Task brief:
The expected output is each line below containing "this", copied in full.

Recorded information:
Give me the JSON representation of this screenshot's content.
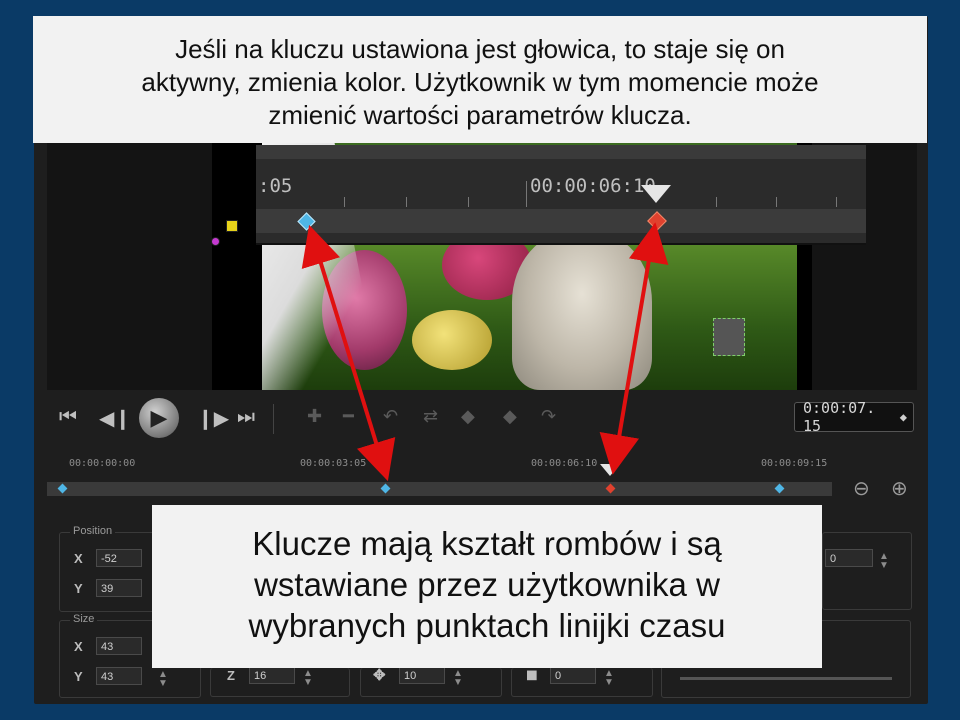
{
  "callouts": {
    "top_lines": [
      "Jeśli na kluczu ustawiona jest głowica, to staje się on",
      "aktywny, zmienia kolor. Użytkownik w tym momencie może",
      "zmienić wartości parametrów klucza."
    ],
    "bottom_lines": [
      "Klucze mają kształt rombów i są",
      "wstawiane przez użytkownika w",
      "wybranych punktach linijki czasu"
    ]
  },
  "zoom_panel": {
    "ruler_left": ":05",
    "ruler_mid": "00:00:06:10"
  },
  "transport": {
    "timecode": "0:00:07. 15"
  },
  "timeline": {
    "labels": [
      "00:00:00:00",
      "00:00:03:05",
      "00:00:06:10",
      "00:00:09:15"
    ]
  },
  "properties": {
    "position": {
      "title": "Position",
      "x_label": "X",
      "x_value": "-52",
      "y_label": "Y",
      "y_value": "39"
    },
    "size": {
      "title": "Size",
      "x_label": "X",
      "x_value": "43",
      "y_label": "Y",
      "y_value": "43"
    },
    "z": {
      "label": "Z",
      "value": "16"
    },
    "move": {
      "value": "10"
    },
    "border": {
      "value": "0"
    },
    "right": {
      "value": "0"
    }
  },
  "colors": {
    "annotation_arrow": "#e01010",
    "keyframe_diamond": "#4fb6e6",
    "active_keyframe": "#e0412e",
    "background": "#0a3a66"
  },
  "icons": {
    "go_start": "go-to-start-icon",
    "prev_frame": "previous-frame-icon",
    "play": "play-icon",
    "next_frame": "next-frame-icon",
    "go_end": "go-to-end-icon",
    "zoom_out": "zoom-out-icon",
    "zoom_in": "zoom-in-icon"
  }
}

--

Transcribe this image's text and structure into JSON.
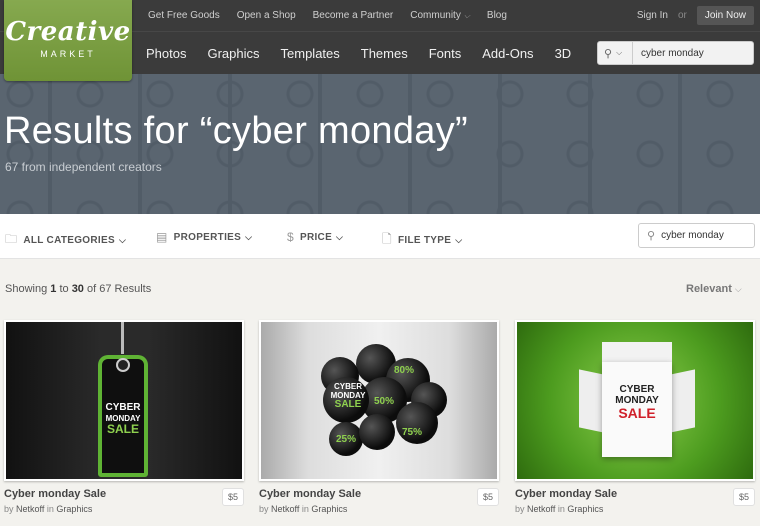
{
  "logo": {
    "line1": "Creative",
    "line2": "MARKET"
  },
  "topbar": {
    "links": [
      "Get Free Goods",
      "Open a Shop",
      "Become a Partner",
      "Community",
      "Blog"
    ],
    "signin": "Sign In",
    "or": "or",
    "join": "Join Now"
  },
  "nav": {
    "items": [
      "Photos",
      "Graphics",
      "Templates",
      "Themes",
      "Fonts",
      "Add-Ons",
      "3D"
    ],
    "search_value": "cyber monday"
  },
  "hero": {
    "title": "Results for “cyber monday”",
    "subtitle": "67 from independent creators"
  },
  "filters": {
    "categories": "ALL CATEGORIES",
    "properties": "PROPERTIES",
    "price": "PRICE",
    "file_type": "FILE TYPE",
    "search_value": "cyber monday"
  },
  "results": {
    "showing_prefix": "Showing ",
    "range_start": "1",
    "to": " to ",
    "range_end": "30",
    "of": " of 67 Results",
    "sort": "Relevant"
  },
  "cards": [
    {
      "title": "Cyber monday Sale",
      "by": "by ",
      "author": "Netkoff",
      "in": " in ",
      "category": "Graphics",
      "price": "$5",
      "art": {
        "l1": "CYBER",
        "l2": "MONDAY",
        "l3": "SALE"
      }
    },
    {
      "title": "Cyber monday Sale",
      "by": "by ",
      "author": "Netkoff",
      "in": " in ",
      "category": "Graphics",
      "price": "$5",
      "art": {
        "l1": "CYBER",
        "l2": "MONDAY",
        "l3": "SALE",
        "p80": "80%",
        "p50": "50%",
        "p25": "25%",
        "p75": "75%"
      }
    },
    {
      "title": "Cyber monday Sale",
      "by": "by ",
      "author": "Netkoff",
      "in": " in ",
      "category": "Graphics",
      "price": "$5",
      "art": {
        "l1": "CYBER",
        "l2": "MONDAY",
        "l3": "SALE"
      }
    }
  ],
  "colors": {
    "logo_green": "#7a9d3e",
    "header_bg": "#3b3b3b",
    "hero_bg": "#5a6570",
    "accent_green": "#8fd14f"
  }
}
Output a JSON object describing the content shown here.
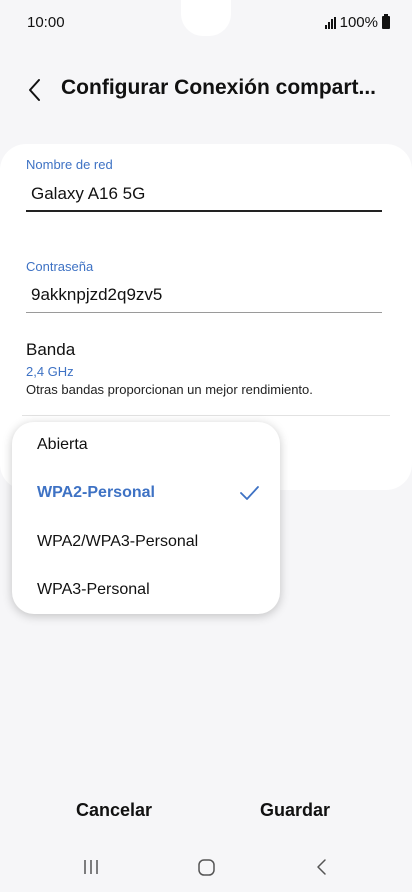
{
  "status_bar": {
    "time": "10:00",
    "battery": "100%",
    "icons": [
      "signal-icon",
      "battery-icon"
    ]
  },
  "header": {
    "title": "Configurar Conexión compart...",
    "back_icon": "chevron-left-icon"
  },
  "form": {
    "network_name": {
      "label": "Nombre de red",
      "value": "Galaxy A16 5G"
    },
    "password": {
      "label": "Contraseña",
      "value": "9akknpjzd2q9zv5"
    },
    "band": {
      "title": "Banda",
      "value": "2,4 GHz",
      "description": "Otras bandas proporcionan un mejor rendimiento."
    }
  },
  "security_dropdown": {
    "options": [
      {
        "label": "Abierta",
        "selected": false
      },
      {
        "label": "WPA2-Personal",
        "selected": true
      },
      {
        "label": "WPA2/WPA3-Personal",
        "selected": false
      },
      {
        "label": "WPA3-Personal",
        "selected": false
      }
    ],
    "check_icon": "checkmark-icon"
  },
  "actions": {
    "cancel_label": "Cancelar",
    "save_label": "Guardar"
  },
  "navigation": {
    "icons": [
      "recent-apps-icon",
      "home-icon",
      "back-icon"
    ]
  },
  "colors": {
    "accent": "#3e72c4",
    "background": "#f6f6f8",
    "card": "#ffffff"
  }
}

Your solution:
Give me the JSON representation of this screenshot's content.
Transcribe this image's text and structure into JSON.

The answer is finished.